The District Commissioner storms Okonkwo’s compound with a troop of soldiers and the court messengers. He orders to see Okonkwo, however, Obierika discloses to him he isn't there. After the District Commissioner issues threats to the men, Obierika agrees to reveal to them where Okonkwo is and requests the group's assistance.
Obierika takes the District Commissioner to the tree where Okonkwo has hanged himself and requests that the men bring the body down. Since suicide is a cursed thing, Obierika says, "His body is evil and only strangers may touch it." He likewise clarifies that it is only outsiders who may bury the body.
Obierika talks furiously to the District Commissioner and says Okonkwo was an extraordinary man. Obierika announces, "You drove him to kill himself, and now he will be buried like a dog." The District Commissioner advises his men to take the body away.

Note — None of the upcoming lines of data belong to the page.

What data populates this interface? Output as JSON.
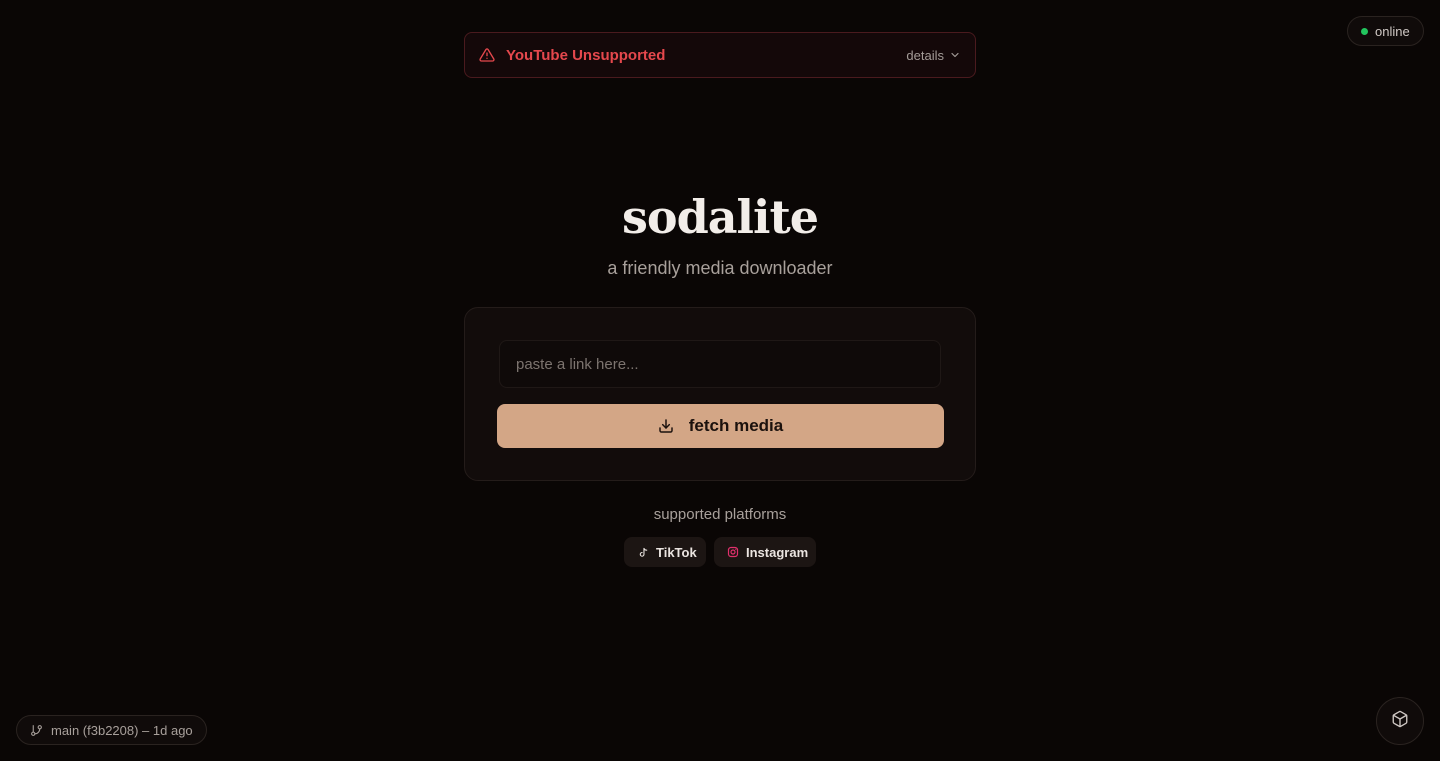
{
  "alert": {
    "title": "YouTube Unsupported",
    "details_label": "details",
    "icon": "warning-triangle-icon"
  },
  "status": {
    "label": "online",
    "color": "#22c55e"
  },
  "hero": {
    "brand": "sodalite",
    "tagline": "a friendly media downloader"
  },
  "form": {
    "placeholder": "paste a link here...",
    "value": "",
    "button_label": "fetch media",
    "button_color": "#d3a686"
  },
  "platforms": {
    "title": "supported platforms",
    "items": [
      {
        "label": "TikTok",
        "icon": "tiktok-icon"
      },
      {
        "label": "Instagram",
        "icon": "instagram-icon",
        "color": "#e1306c"
      }
    ]
  },
  "footer": {
    "branch_label": "main (f3b2208) – 1d ago",
    "branch_icon": "git-branch-icon",
    "corner_icon": "package-icon"
  },
  "colors": {
    "background": "#0a0605",
    "accent": "#d3a686",
    "error": "#e5484d"
  }
}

At the novel's end, the District Commissioner, who is intending to write a book about his encounters, finds this event qualified to be in his book, even if it is just a paragraph. He intends to call the book The Pacification of the Primitive Tribes of the Lower Niger.